Synopsis: Explores the creative process of Nick Cave and his band as the singer struggles an unspoken personal tragedy. (Source)
In 20,000 Days on Earth, directors Iain Forsyth and Jane Pollard showed us Nick Cave the artist, storyteller and enigma. It was an inventive mix of tall tales and truth, finding the singer and his world in a space that existed somewhere between dreams and reality. One More Time with Feeling, this time helmed by Andrew Dominik, finds the singer at a new place in life, both professionally and personally, struggling with tragedy while attempting to channel that desperation and grief into art. Evolving from an abstract performance piece, the film is an utterly raw experience, one fraught with labyrinthian devastation, but also an unexpected layer of hope. The final result is a monument to deep loss but also a celebration of what’s left – be it the pain that transforms into art or the family and friends who remain by our side. Whether you come at the film as a fan or casual onlooker, there’s an immense amount of beauty to parse, cementing Cave and company as true artists using any way they can to make sense of this unforgiving life.

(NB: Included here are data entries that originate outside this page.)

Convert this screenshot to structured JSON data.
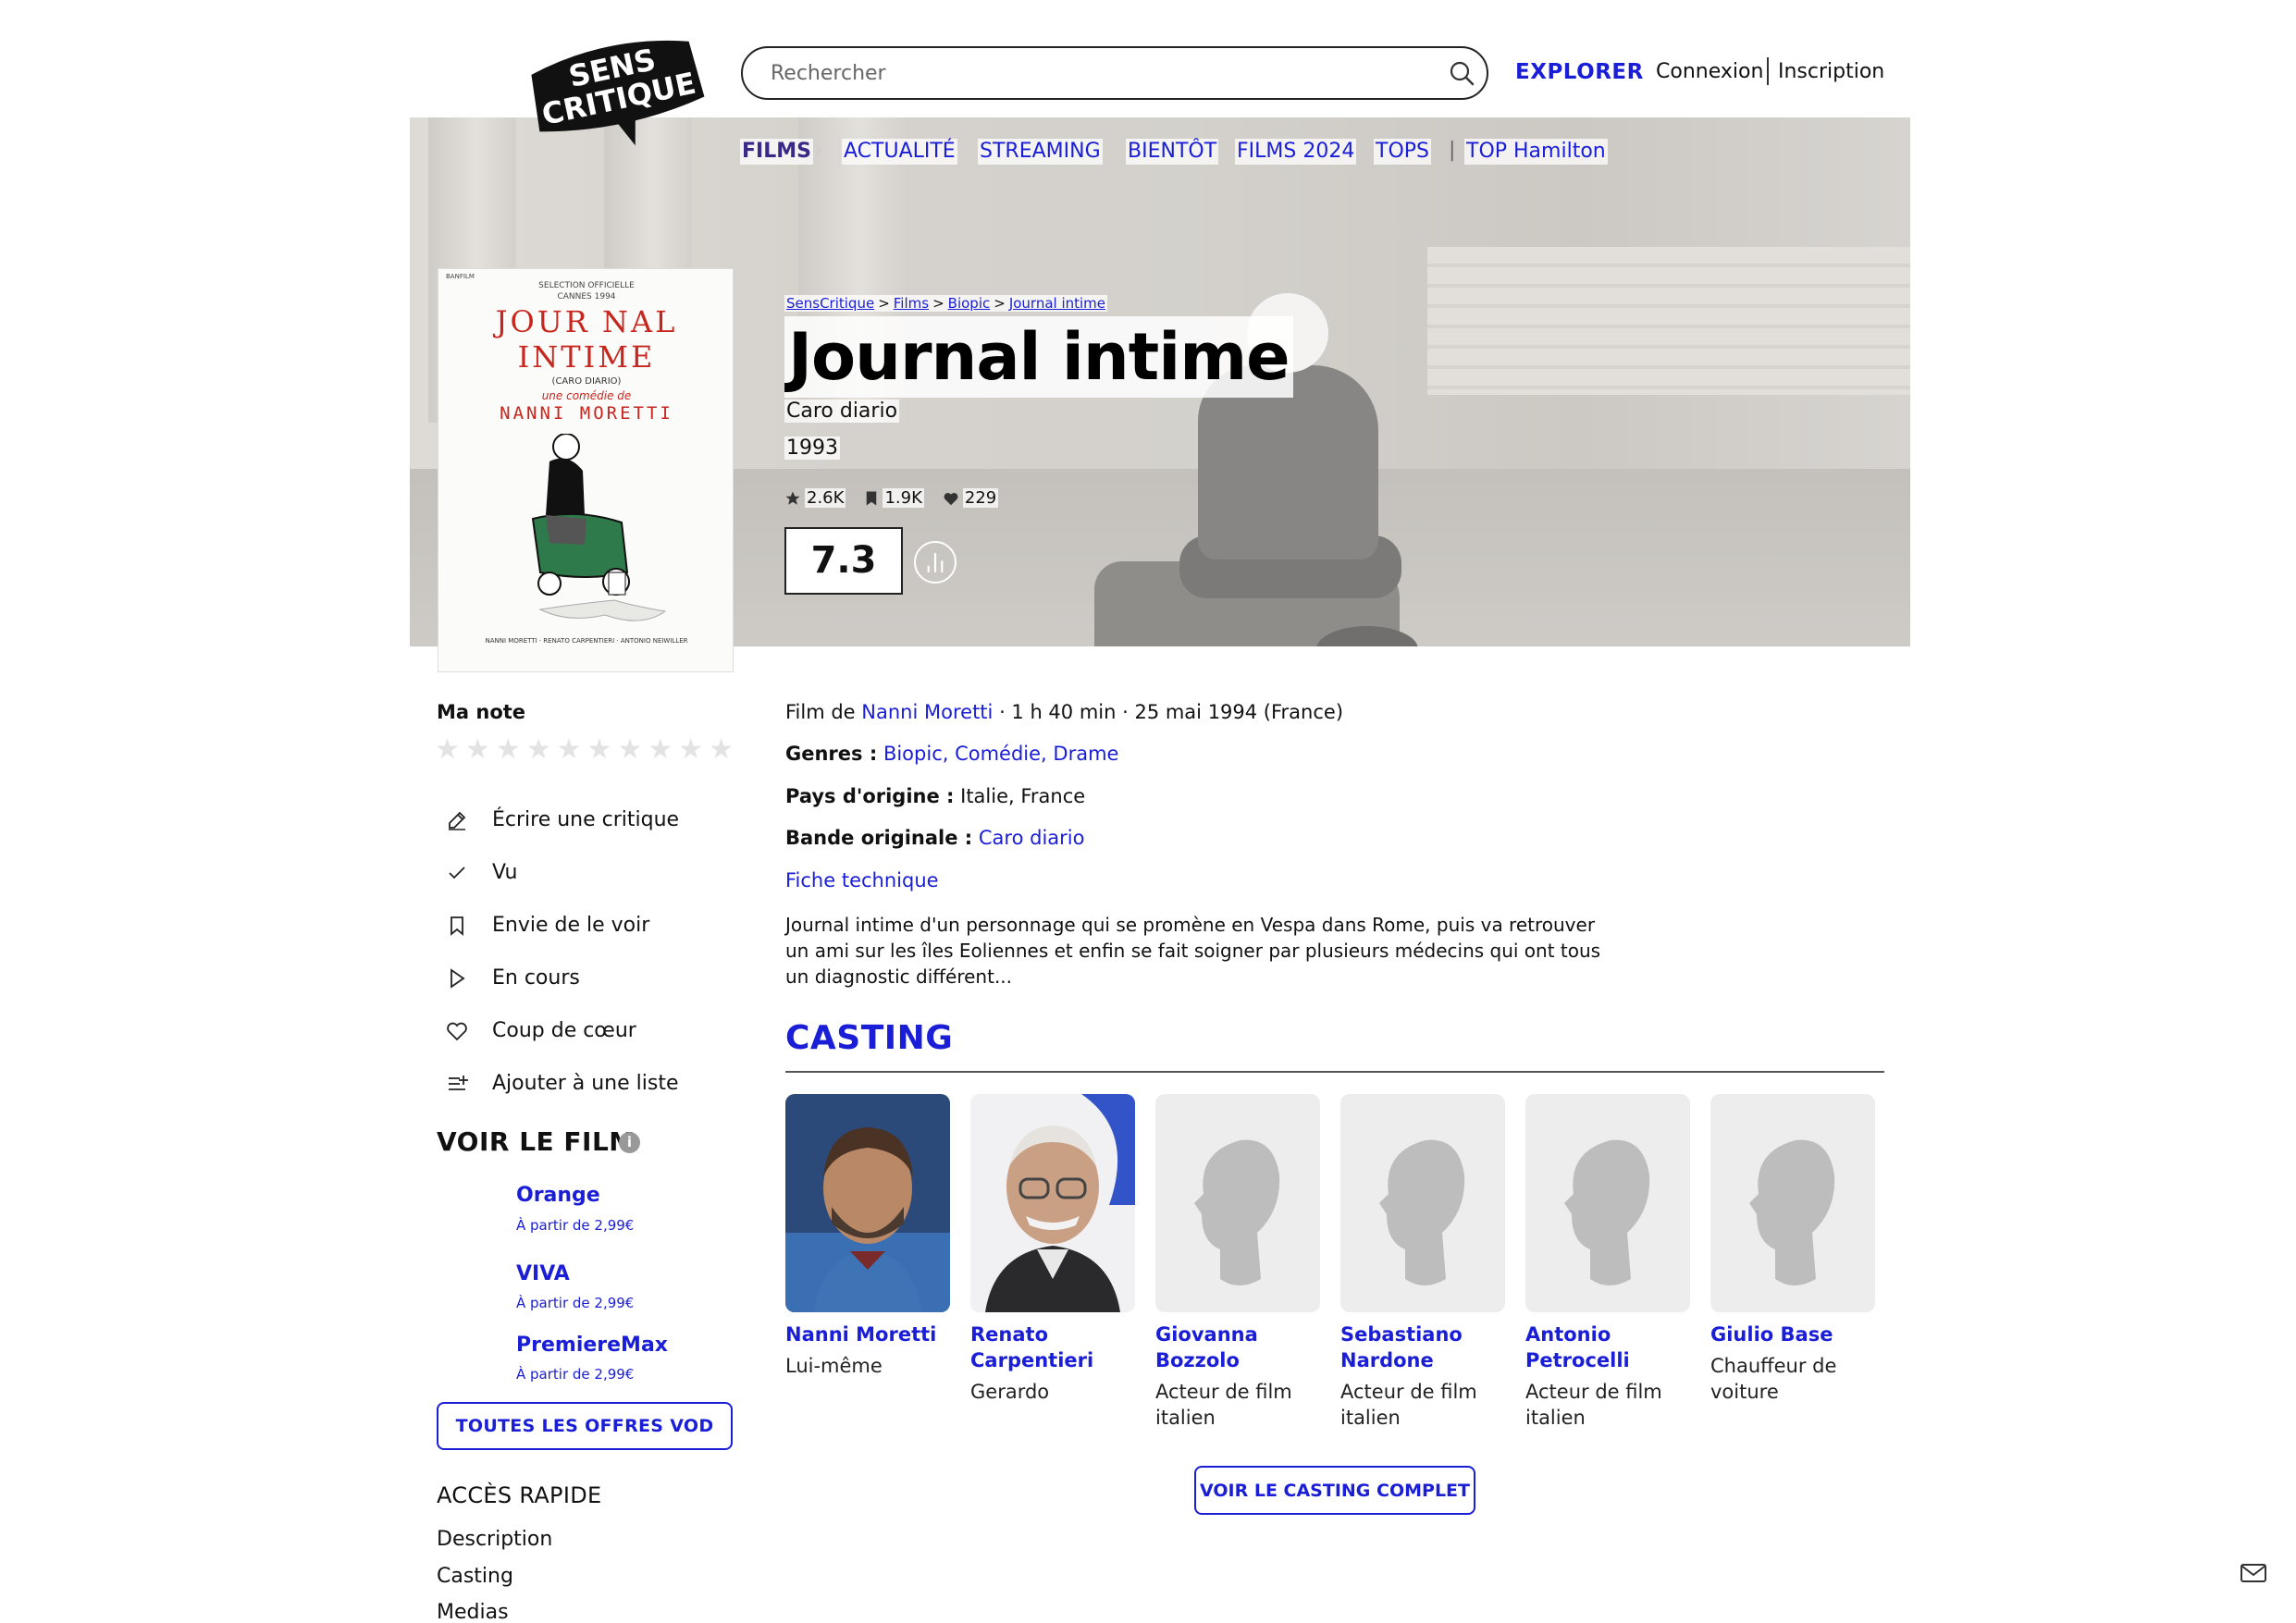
{
  "header": {
    "logo_text": [
      "SENS",
      "CRITIQUE"
    ],
    "search_placeholder": "Rechercher",
    "explorer": "EXPLORER",
    "connexion": "Connexion",
    "inscription": "Inscription"
  },
  "nav": {
    "films": "FILMS",
    "chevron": "›",
    "items": [
      "ACTUALITÉ",
      "STREAMING",
      "BIENTÔT",
      "FILMS 2024",
      "TOPS"
    ],
    "pipe": "|",
    "top_special": "TOP Hamilton"
  },
  "poster": {
    "top_left": "BANFILM",
    "selection": [
      "SELECTION OFFICIELLE",
      "CANNES 1994"
    ],
    "title_lines": [
      "JOUR NAL",
      "INTIME"
    ],
    "subtitle": "(CARO DIARIO)",
    "une_comedie": "une comédie de",
    "director": "NANNI MORETTI",
    "credits": "NANNI MORETTI · RENATO CARPENTIERI · ANTONIO NEIWILLER"
  },
  "film": {
    "breadcrumb": [
      "SensCritique",
      "Films",
      "Biopic",
      "Journal intime"
    ],
    "breadcrumb_sep": ">",
    "title": "Journal intime",
    "original_title": "Caro diario",
    "year": "1993",
    "stats": {
      "ratings": "2.6K",
      "wishlist": "1.9K",
      "likes": "229"
    },
    "rating": "7.3"
  },
  "sidebar": {
    "ma_note": "Ma note",
    "stars_count": 10,
    "actions": [
      {
        "label": "Écrire une critique",
        "icon": "pencil-icon"
      },
      {
        "label": "Vu",
        "icon": "check-icon"
      },
      {
        "label": "Envie de le voir",
        "icon": "bookmark-icon"
      },
      {
        "label": "En cours",
        "icon": "play-icon"
      },
      {
        "label": "Coup de cœur",
        "icon": "heart-icon"
      },
      {
        "label": "Ajouter à une liste",
        "icon": "list-add-icon"
      }
    ],
    "voir_le_film": "VOIR LE FILM",
    "info": "i",
    "vod": [
      {
        "name": "Orange",
        "price": "À partir de 2,99€"
      },
      {
        "name": "VIVA",
        "price": "À partir de 2,99€"
      },
      {
        "name": "PremiereMax",
        "price": "À partir de 2,99€"
      }
    ],
    "all_vod_button": "TOUTES LES OFFRES VOD",
    "acces_rapide": "ACCÈS RAPIDE",
    "quick_links": [
      "Description",
      "Casting",
      "Medias"
    ]
  },
  "details": {
    "film_de_prefix": "Film de",
    "director": "Nanni Moretti",
    "film_de_suffix": "· 1 h 40 min · 25 mai 1994 (France)",
    "genres_label": "Genres :",
    "genres": "Biopic, Comédie, Drame",
    "pays_label": "Pays d'origine :",
    "pays": "Italie, France",
    "bande_label": "Bande originale :",
    "bande": "Caro diario",
    "fiche": "Fiche technique",
    "synopsis": "Journal intime d'un personnage qui se promène en Vespa dans Rome, puis va retrouver un ami sur les îles Eoliennes et enfin se fait soigner par plusieurs médecins qui ont tous un diagnostic différent..."
  },
  "casting": {
    "heading": "CASTING",
    "members": [
      {
        "name": "Nanni Moretti",
        "role": "Lui-même",
        "photo": "photo"
      },
      {
        "name": "Renato Carpentieri",
        "role": "Gerardo",
        "photo": "photo"
      },
      {
        "name": "Giovanna Bozzolo",
        "role": "Acteur de film italien",
        "photo": "placeholder"
      },
      {
        "name": "Sebastiano Nardone",
        "role": "Acteur de film italien",
        "photo": "placeholder"
      },
      {
        "name": "Antonio Petrocelli",
        "role": "Acteur de film italien",
        "photo": "placeholder"
      },
      {
        "name": "Giulio Base",
        "role": "Chauffeur de voiture",
        "photo": "placeholder"
      }
    ],
    "button": "VOIR LE CASTING COMPLET"
  },
  "colors": {
    "accent": "#1a1ed6",
    "films_nav": "#3a2a88",
    "poster_red": "#c7261f"
  }
}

The film picks up with Cave stalwart Warren Ellis reflecting, or rather refusing to disclose intimate details on the death of Cave’s late teenage son, Arthur. While the 3D cameras trained on him fail to calibrate, the picture goes dark and we hear him express, through audio, the importance of keeping such personal things private. He’s not wrong of course, and therein is our entry way to Dominik’s fierce portrait of creativity and misfortune. Dominik understands that he’s entered these people’s lives at an inexplicable time, but rather than back away, he’s chosen to highlight their resilience, their courage to stare in the face of horror and keep each other going. Dominik follows Cave and friends as they fall back on one other and spill their souls into art, most specifically the creation of Cave and the Bad Seeds’ latest album, Skeleton Tree. As they pick up the pieces of their fractured lives, the film plays out like the album that accompanies it – it’s a moody, improvisational work of art that distills the passion on display to its very core.

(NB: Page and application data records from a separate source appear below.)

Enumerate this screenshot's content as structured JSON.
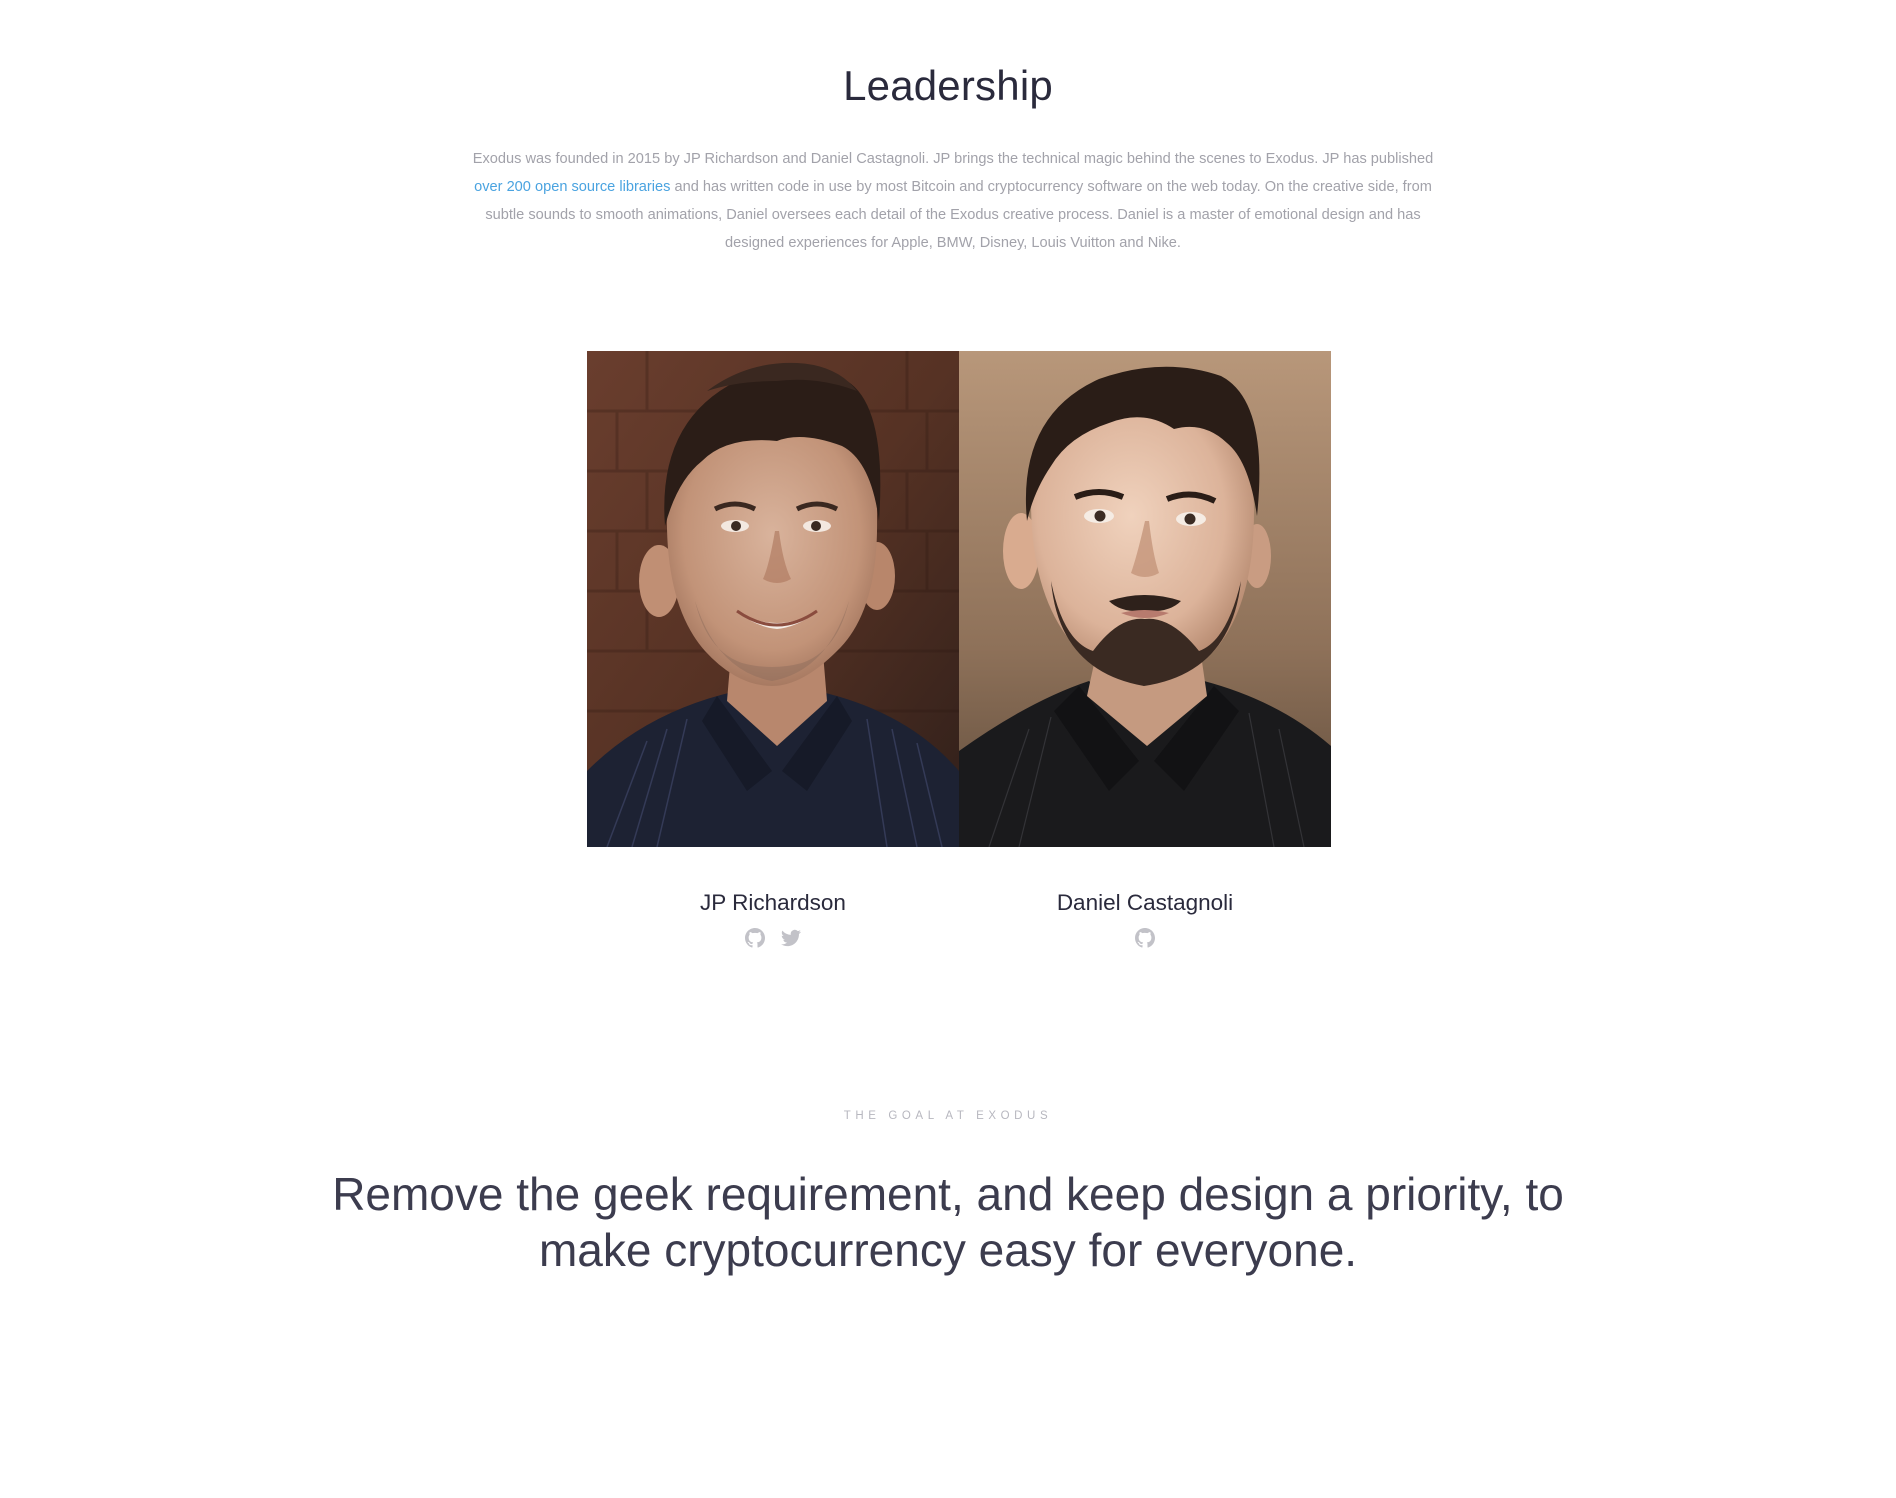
{
  "leadership": {
    "title": "Leadership",
    "intro": {
      "part1": "Exodus was founded in 2015 by JP Richardson and Daniel Castagnoli. JP brings the technical magic behind the scenes to Exodus. JP has published ",
      "link": "over 200 open source libraries",
      "part2": " and has written code in use by most Bitcoin and cryptocurrency software on the web today. On the creative side, from subtle sounds to smooth animations, Daniel oversees each detail of the Exodus creative process. Daniel is a master of emotional design and has designed experiences for Apple, BMW, Disney, Louis Vuitton and Nike."
    },
    "people": [
      {
        "name": "JP Richardson",
        "icons": [
          "github-icon",
          "twitter-icon"
        ]
      },
      {
        "name": "Daniel Castagnoli",
        "icons": [
          "github-icon"
        ]
      }
    ]
  },
  "goal": {
    "eyebrow": "THE GOAL AT EXODUS",
    "statement": "Remove the geek requirement, and keep design a priority, to make cryptocurrency easy for everyone."
  },
  "colors": {
    "link": "#4aa3e0",
    "muted_text": "#a2a2aa",
    "icon": "#c2c2c8"
  }
}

Though the film is anchored by a handful of musical performances, each one sprinkled throughout and pushing the 3D photography to its immersive limits, the most fascinating aspect is how it feels culled from candid moments which, in any other documentary, would’ve been left on the cutting room floor. From the camera gaffes, to Cave struggling to figure out chord progressions (amidst questioning his own relevance) to the crew coercing Cave for another forced take, there’s a sincerity to the entire thing that shows how no mundane action is meaningless. Dominik keeps everything out in the open, never hiding the other cameras filming side-by-side (or the numerous cables and tracks keeping them at bay) and capturing the cast when they least expect, always highlighting the truth within the illusion that he’s creating. These candid moments of levity seem inconsequential in the moment, but eventually, subscribe to Cave’s theory that life is but a series of fractured, meaningless events piled on top of one another. Cave’s seemingly fatalistic views are eventually contrasted by his own voice-overs, which contrast with sobering new perspectives. It’s here we realize the poetry of Dominik’s black-and-white tapestry, blending performance art with moments of daily vulnerability to display how beauty refuses to dissipate within our lives, even if we’re constantly tethered to unspeakable trauma.
“There’s more paradise in hell than we were told”, says Cave as the camera lingers on a photo of him and wife Susie Bick. It’s a transcendent moment towards the film’s second half which takes on a bravely defiant slant. Though the film is built around unsaid tragedy, it’s these glimmers of hope that pierce the veil and leave a mark. It’s impossible to not get choked up when Cave completely lights up at the sight of his son Earl and Susie visiting the film shoot, or when Cave admits during a solemn voiceover, that best friend, Warren Ellis, is the one keeping everything together. These moments shake and stir within us, proof that sometimes, even if for a second, that beauty can make us forget about the darkness surrounding us on all sides. What Dominik, Cave and company have given us here is truly special, and possibly one of the most artistic, transparent views of loss and catharsis ever put to film. One More Time with Feeling shows us how easy it can be to get lost, but that we’re also never alone.